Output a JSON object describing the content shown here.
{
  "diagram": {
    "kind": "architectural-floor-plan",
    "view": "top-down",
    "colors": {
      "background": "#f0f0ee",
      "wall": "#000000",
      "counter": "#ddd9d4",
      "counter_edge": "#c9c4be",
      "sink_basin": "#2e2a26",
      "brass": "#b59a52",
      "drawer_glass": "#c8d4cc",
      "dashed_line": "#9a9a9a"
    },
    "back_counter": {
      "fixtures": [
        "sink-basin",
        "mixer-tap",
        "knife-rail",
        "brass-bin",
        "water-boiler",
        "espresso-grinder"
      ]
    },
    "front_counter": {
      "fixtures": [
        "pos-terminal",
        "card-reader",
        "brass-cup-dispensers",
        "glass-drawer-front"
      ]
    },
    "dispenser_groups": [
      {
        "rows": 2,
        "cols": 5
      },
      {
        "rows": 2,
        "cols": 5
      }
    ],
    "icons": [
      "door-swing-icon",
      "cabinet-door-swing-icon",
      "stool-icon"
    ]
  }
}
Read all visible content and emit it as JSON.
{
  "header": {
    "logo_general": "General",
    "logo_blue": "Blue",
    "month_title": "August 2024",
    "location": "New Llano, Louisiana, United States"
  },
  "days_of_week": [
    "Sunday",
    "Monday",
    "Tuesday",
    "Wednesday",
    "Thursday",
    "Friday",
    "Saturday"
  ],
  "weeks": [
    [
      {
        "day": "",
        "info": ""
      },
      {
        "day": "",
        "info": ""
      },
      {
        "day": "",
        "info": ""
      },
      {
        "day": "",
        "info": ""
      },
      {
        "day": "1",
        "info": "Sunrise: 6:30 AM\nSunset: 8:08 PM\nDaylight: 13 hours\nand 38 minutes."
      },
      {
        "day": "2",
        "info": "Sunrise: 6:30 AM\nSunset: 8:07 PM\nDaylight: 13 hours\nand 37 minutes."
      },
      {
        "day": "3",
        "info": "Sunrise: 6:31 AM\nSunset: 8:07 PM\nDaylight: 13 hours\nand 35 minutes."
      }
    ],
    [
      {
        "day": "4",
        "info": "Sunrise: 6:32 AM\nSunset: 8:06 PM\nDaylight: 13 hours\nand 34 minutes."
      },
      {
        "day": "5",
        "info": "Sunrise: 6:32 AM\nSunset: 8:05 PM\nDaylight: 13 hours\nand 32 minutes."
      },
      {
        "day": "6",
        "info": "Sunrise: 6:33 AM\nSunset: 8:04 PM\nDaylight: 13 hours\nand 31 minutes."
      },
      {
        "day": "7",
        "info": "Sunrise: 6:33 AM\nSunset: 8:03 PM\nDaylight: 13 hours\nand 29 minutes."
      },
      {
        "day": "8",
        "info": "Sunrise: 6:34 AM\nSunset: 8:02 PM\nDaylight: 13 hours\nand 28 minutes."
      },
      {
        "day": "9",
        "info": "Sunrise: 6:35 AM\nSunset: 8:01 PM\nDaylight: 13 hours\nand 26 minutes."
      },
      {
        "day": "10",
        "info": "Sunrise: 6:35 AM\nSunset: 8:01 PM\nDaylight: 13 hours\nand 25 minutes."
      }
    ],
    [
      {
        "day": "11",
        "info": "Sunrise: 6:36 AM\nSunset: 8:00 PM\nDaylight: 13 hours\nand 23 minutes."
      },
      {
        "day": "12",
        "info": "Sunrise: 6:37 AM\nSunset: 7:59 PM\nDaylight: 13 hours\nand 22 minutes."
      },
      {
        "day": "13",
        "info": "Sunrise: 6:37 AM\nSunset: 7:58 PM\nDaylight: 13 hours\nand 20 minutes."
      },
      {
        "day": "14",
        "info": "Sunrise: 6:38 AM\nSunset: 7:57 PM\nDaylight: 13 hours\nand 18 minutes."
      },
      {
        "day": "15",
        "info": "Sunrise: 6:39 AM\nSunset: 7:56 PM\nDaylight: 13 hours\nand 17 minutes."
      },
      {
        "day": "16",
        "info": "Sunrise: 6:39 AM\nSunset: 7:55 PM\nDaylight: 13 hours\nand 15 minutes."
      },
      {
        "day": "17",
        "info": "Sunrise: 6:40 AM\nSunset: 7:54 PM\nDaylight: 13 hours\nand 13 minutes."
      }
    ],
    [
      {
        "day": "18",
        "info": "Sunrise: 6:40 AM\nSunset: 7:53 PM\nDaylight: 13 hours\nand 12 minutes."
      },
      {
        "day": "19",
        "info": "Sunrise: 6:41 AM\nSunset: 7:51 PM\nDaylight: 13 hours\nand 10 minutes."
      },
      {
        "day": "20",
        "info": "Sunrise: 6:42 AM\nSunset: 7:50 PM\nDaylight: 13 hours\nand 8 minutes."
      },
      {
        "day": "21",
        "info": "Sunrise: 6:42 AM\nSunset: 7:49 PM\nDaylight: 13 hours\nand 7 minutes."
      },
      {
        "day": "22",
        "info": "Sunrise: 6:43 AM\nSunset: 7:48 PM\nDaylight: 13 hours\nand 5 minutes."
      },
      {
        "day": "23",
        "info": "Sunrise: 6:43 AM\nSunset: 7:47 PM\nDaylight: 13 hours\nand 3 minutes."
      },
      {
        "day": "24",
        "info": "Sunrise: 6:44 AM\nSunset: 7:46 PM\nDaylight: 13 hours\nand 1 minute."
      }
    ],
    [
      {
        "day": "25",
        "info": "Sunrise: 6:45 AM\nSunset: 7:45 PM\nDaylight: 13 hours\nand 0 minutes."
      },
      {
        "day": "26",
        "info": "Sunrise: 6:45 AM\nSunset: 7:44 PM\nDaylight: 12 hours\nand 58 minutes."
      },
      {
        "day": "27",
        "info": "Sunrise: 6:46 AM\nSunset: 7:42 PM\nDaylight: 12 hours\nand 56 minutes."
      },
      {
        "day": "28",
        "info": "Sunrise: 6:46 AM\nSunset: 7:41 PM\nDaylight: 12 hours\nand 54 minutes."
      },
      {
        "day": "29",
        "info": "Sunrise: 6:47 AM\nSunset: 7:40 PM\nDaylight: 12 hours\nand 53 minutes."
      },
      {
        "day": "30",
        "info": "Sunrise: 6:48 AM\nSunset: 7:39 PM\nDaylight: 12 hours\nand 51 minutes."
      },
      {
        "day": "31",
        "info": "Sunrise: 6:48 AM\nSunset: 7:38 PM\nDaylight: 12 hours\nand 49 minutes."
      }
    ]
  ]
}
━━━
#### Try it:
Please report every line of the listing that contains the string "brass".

#### Reply to the task:
      "brass": "#b59a52",
        "brass-bin",
        "brass-cup-dispensers",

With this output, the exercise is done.